## What you need to do
Verbatim copy, images removed: write out the entries below.

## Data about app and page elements
=== Begin Enclosure ===

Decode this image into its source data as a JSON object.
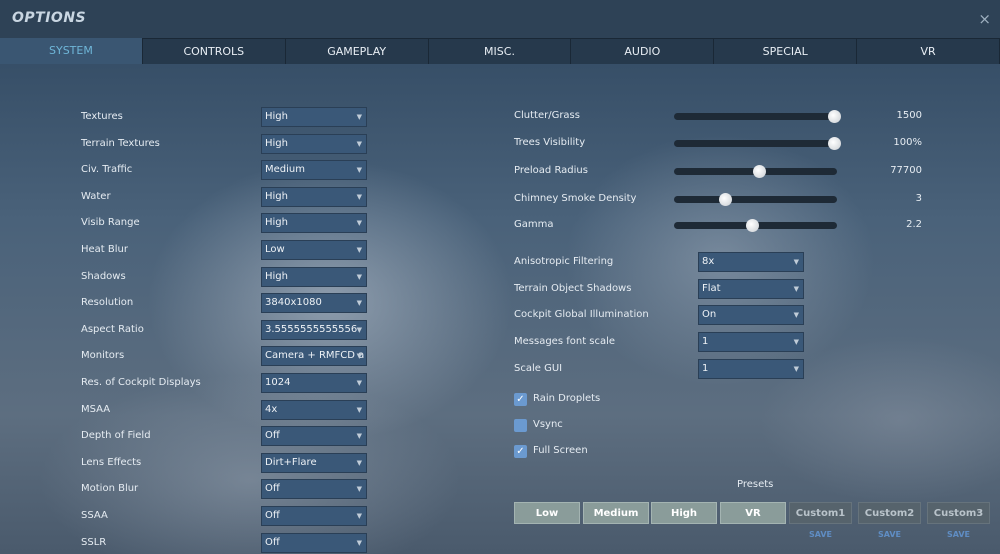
{
  "window": {
    "title": "OPTIONS",
    "close_icon": "×"
  },
  "tabs": [
    "SYSTEM",
    "CONTROLS",
    "GAMEPLAY",
    "MISC.",
    "AUDIO",
    "SPECIAL",
    "VR"
  ],
  "left_settings": [
    {
      "label": "Textures",
      "value": "High"
    },
    {
      "label": "Terrain Textures",
      "value": "High"
    },
    {
      "label": "Civ. Traffic",
      "value": "Medium"
    },
    {
      "label": "Water",
      "value": "High"
    },
    {
      "label": "Visib Range",
      "value": "High"
    },
    {
      "label": "Heat Blur",
      "value": "Low"
    },
    {
      "label": "Shadows",
      "value": "High"
    },
    {
      "label": "Resolution",
      "value": "3840x1080"
    },
    {
      "label": "Aspect Ratio",
      "value": "3.5555555555556"
    },
    {
      "label": "Monitors",
      "value": "Camera + RMFCD a"
    },
    {
      "label": "Res. of Cockpit Displays",
      "value": "1024"
    },
    {
      "label": "MSAA",
      "value": "4x"
    },
    {
      "label": "Depth of Field",
      "value": "Off"
    },
    {
      "label": "Lens Effects",
      "value": "Dirt+Flare"
    },
    {
      "label": "Motion Blur",
      "value": "Off"
    },
    {
      "label": "SSAA",
      "value": "Off"
    },
    {
      "label": "SSLR",
      "value": "Off"
    }
  ],
  "sliders": [
    {
      "label": "Clutter/Grass",
      "value": "1500",
      "fraction": 0.98
    },
    {
      "label": "Trees Visibility",
      "value": "100%",
      "fraction": 0.98
    },
    {
      "label": "Preload Radius",
      "value": "77700",
      "fraction": 0.52
    },
    {
      "label": "Chimney Smoke Density",
      "value": "3",
      "fraction": 0.31
    },
    {
      "label": "Gamma",
      "value": "2.2",
      "fraction": 0.48
    }
  ],
  "right_settings": [
    {
      "label": "Anisotropic Filtering",
      "value": "8x"
    },
    {
      "label": "Terrain Object Shadows",
      "value": "Flat"
    },
    {
      "label": "Cockpit Global Illumination",
      "value": "On"
    },
    {
      "label": "Messages font scale",
      "value": "1"
    },
    {
      "label": "Scale GUI",
      "value": "1"
    }
  ],
  "checkboxes": [
    {
      "label": "Rain Droplets",
      "checked": true
    },
    {
      "label": "Vsync",
      "checked": false
    },
    {
      "label": "Full Screen",
      "checked": true
    }
  ],
  "presets": {
    "title": "Presets",
    "standard": [
      "Low",
      "Medium",
      "High",
      "VR"
    ],
    "custom": [
      "Custom1",
      "Custom2",
      "Custom3"
    ],
    "save_label": "SAVE"
  }
}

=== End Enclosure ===

## Answer for the task
Decode this image into its source data as a JSON object.
{
  "window": {
    "title": "OPTIONS",
    "close_icon": "×"
  },
  "tabs": [
    "SYSTEM",
    "CONTROLS",
    "GAMEPLAY",
    "MISC.",
    "AUDIO",
    "SPECIAL",
    "VR"
  ],
  "left_settings": [
    {
      "label": "Textures",
      "value": "High"
    },
    {
      "label": "Terrain Textures",
      "value": "High"
    },
    {
      "label": "Civ. Traffic",
      "value": "Medium"
    },
    {
      "label": "Water",
      "value": "High"
    },
    {
      "label": "Visib Range",
      "value": "High"
    },
    {
      "label": "Heat Blur",
      "value": "Low"
    },
    {
      "label": "Shadows",
      "value": "High"
    },
    {
      "label": "Resolution",
      "value": "3840x1080"
    },
    {
      "label": "Aspect Ratio",
      "value": "3.5555555555556"
    },
    {
      "label": "Monitors",
      "value": "Camera + RMFCD a"
    },
    {
      "label": "Res. of Cockpit Displays",
      "value": "1024"
    },
    {
      "label": "MSAA",
      "value": "4x"
    },
    {
      "label": "Depth of Field",
      "value": "Off"
    },
    {
      "label": "Lens Effects",
      "value": "Dirt+Flare"
    },
    {
      "label": "Motion Blur",
      "value": "Off"
    },
    {
      "label": "SSAA",
      "value": "Off"
    },
    {
      "label": "SSLR",
      "value": "Off"
    }
  ],
  "sliders": [
    {
      "label": "Clutter/Grass",
      "value": "1500",
      "fraction": 0.98
    },
    {
      "label": "Trees Visibility",
      "value": "100%",
      "fraction": 0.98
    },
    {
      "label": "Preload Radius",
      "value": "77700",
      "fraction": 0.52
    },
    {
      "label": "Chimney Smoke Density",
      "value": "3",
      "fraction": 0.31
    },
    {
      "label": "Gamma",
      "value": "2.2",
      "fraction": 0.48
    }
  ],
  "right_settings": [
    {
      "label": "Anisotropic Filtering",
      "value": "8x"
    },
    {
      "label": "Terrain Object Shadows",
      "value": "Flat"
    },
    {
      "label": "Cockpit Global Illumination",
      "value": "On"
    },
    {
      "label": "Messages font scale",
      "value": "1"
    },
    {
      "label": "Scale GUI",
      "value": "1"
    }
  ],
  "checkboxes": [
    {
      "label": "Rain Droplets",
      "checked": true
    },
    {
      "label": "Vsync",
      "checked": false
    },
    {
      "label": "Full Screen",
      "checked": true
    }
  ],
  "presets": {
    "title": "Presets",
    "standard": [
      "Low",
      "Medium",
      "High",
      "VR"
    ],
    "custom": [
      "Custom1",
      "Custom2",
      "Custom3"
    ],
    "save_label": "SAVE"
  }
}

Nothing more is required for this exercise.